Your answer is a copy of every line in the records where "Followers" appears.

─── Data to examine

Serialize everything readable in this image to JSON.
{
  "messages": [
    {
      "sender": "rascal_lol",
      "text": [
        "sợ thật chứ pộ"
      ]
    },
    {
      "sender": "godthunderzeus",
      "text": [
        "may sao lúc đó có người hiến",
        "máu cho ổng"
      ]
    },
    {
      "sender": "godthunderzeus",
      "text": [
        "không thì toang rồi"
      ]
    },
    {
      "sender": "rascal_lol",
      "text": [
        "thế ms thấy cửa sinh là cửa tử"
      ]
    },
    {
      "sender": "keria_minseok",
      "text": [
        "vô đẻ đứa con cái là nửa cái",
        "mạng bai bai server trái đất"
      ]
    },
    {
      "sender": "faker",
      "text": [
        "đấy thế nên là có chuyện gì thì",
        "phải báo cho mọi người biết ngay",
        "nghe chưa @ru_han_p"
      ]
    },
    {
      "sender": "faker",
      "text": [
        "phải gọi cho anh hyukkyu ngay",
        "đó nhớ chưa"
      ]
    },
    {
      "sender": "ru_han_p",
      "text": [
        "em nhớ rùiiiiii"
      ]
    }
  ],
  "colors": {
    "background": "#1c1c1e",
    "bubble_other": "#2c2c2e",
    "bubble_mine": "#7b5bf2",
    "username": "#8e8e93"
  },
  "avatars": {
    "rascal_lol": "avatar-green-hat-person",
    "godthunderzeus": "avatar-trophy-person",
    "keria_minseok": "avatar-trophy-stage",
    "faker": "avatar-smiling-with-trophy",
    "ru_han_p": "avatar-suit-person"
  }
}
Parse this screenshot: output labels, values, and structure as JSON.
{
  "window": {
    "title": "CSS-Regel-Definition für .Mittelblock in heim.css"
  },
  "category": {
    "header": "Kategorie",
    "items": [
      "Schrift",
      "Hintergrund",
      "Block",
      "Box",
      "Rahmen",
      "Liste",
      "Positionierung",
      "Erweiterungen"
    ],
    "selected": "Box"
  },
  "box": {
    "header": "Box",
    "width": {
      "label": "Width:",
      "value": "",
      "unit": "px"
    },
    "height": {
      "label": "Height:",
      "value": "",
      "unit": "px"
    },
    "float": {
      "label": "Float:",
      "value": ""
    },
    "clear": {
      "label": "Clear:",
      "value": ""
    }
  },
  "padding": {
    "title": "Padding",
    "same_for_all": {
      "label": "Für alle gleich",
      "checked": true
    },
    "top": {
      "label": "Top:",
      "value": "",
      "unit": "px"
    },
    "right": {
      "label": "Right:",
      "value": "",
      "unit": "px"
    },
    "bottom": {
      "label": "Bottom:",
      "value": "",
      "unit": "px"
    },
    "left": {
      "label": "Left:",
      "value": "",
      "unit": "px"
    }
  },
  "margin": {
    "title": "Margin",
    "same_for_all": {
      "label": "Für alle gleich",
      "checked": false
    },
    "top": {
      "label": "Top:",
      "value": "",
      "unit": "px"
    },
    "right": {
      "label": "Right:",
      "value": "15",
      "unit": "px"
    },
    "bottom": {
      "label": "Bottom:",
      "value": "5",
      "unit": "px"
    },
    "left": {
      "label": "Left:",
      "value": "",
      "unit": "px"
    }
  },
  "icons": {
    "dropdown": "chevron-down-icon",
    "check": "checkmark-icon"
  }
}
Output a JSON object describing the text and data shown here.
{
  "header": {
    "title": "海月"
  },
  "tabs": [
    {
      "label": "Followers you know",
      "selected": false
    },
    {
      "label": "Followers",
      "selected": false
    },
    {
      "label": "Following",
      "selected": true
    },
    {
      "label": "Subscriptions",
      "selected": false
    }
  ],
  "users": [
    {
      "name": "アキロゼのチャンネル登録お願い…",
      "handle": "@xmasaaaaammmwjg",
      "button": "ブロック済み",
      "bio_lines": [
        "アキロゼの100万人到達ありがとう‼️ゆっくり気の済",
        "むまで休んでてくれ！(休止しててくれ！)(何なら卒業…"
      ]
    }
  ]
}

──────

■ Reply to the exercise:
      "label": "Followers you know",
      "label": "Followers",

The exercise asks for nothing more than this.